Exercise: Exactly repeat all the records below, omitting the images they hold.

⟨

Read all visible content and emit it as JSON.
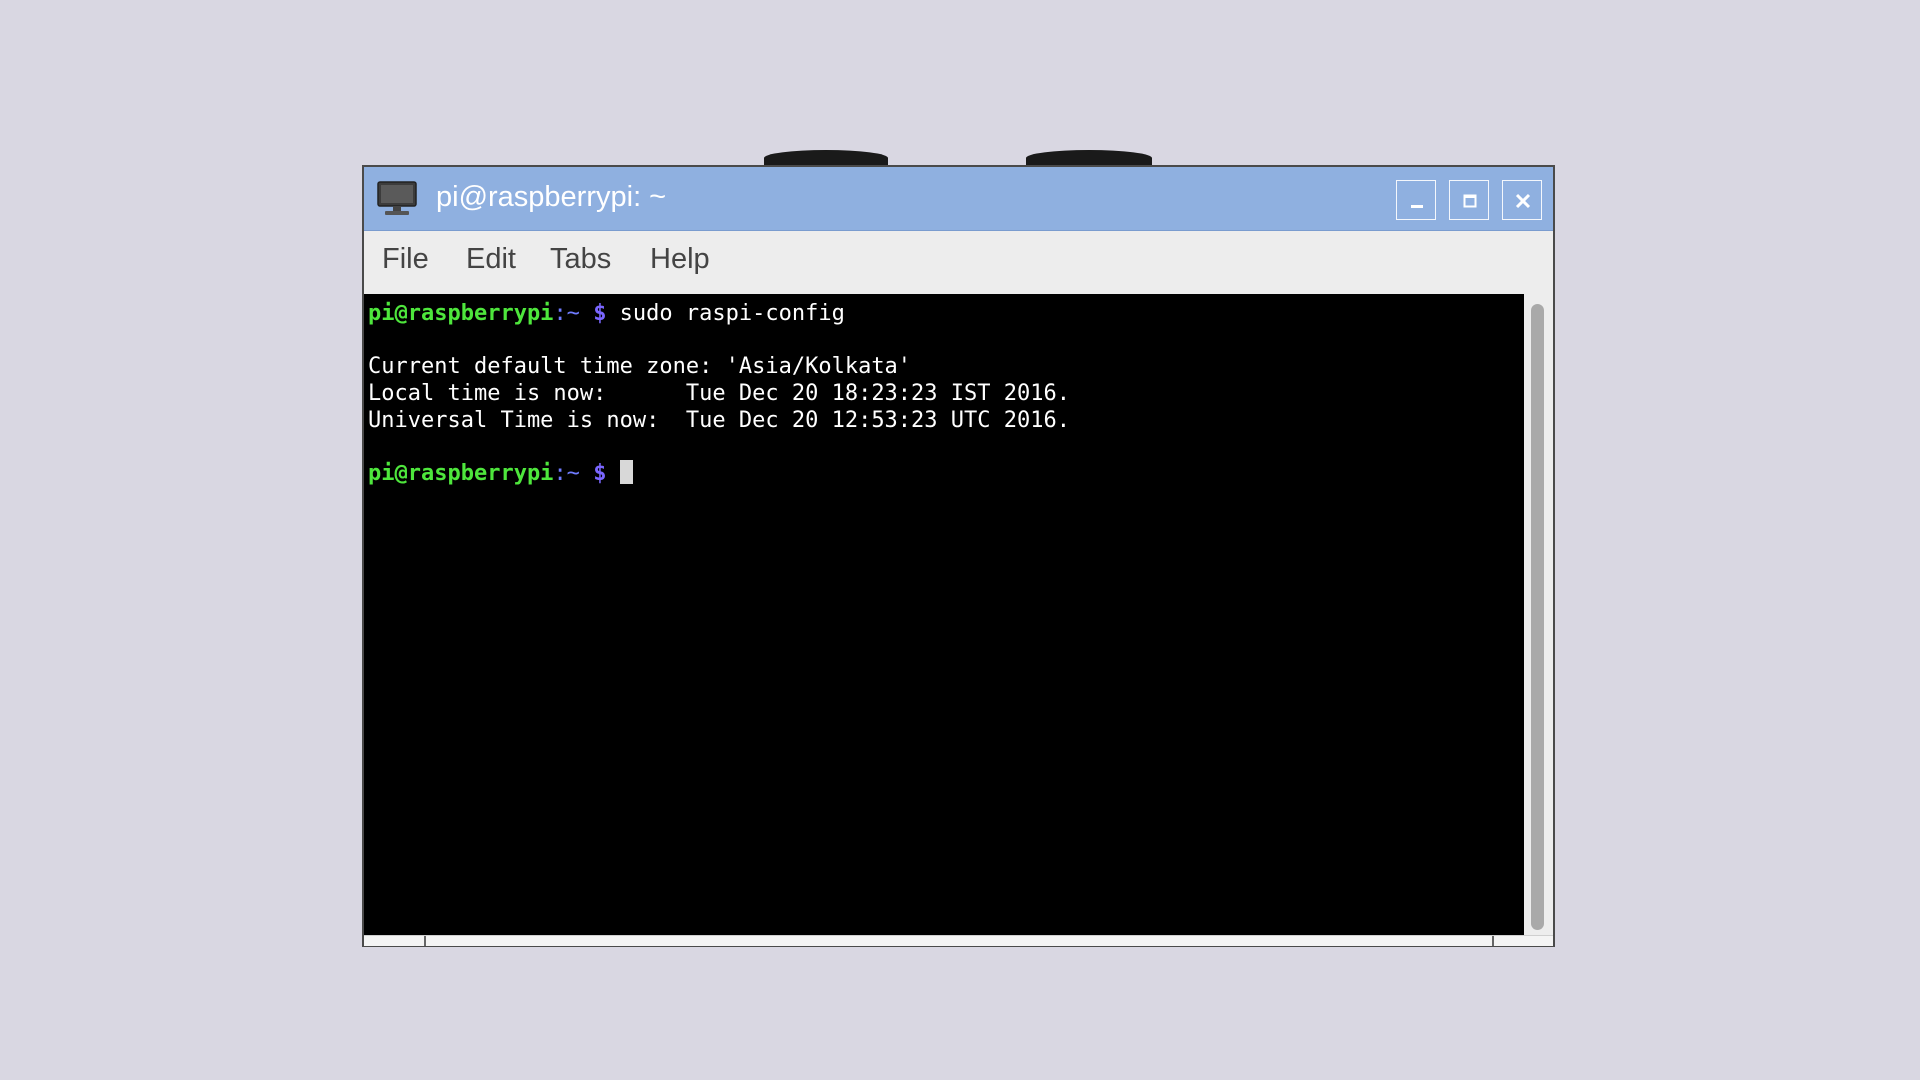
{
  "window": {
    "title": "pi@raspberrypi: ~",
    "title_bar_color": "#8fb0e0",
    "controls": {
      "minimize": "minimize-icon",
      "maximize": "maximize-icon",
      "close": "close-icon"
    }
  },
  "menu": {
    "items": [
      {
        "label": "File"
      },
      {
        "label": "Edit"
      },
      {
        "label": "Tabs"
      },
      {
        "label": "Help"
      }
    ]
  },
  "terminal": {
    "lines": [
      {
        "user": "pi@raspberrypi",
        "path": ":~ ",
        "dollar": "$",
        "command": " sudo raspi-config"
      },
      {
        "text": "Current default time zone: 'Asia/Kolkata'"
      },
      {
        "text": "Local time is now:      Tue Dec 20 18:23:23 IST 2016."
      },
      {
        "text": "Universal Time is now:  Tue Dec 20 12:53:23 UTC 2016."
      },
      {
        "user": "pi@raspberrypi",
        "path": ":~ ",
        "dollar": "$",
        "command": " "
      }
    ],
    "colors": {
      "background": "#000000",
      "text": "#ffffff",
      "prompt_user": "#4ee63c",
      "prompt_path": "#6f7bff"
    }
  }
}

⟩

Answer to this exercise:
Read all visible content and emit it as JSON.
{
  "window": {
    "title": "pi@raspberrypi: ~",
    "title_bar_color": "#8fb0e0",
    "controls": {
      "minimize": "minimize-icon",
      "maximize": "maximize-icon",
      "close": "close-icon"
    }
  },
  "menu": {
    "items": [
      {
        "label": "File"
      },
      {
        "label": "Edit"
      },
      {
        "label": "Tabs"
      },
      {
        "label": "Help"
      }
    ]
  },
  "terminal": {
    "lines": [
      {
        "user": "pi@raspberrypi",
        "path": ":~ ",
        "dollar": "$",
        "command": " sudo raspi-config"
      },
      {
        "text": "Current default time zone: 'Asia/Kolkata'"
      },
      {
        "text": "Local time is now:      Tue Dec 20 18:23:23 IST 2016."
      },
      {
        "text": "Universal Time is now:  Tue Dec 20 12:53:23 UTC 2016."
      },
      {
        "user": "pi@raspberrypi",
        "path": ":~ ",
        "dollar": "$",
        "command": " "
      }
    ],
    "colors": {
      "background": "#000000",
      "text": "#ffffff",
      "prompt_user": "#4ee63c",
      "prompt_path": "#6f7bff"
    }
  }
}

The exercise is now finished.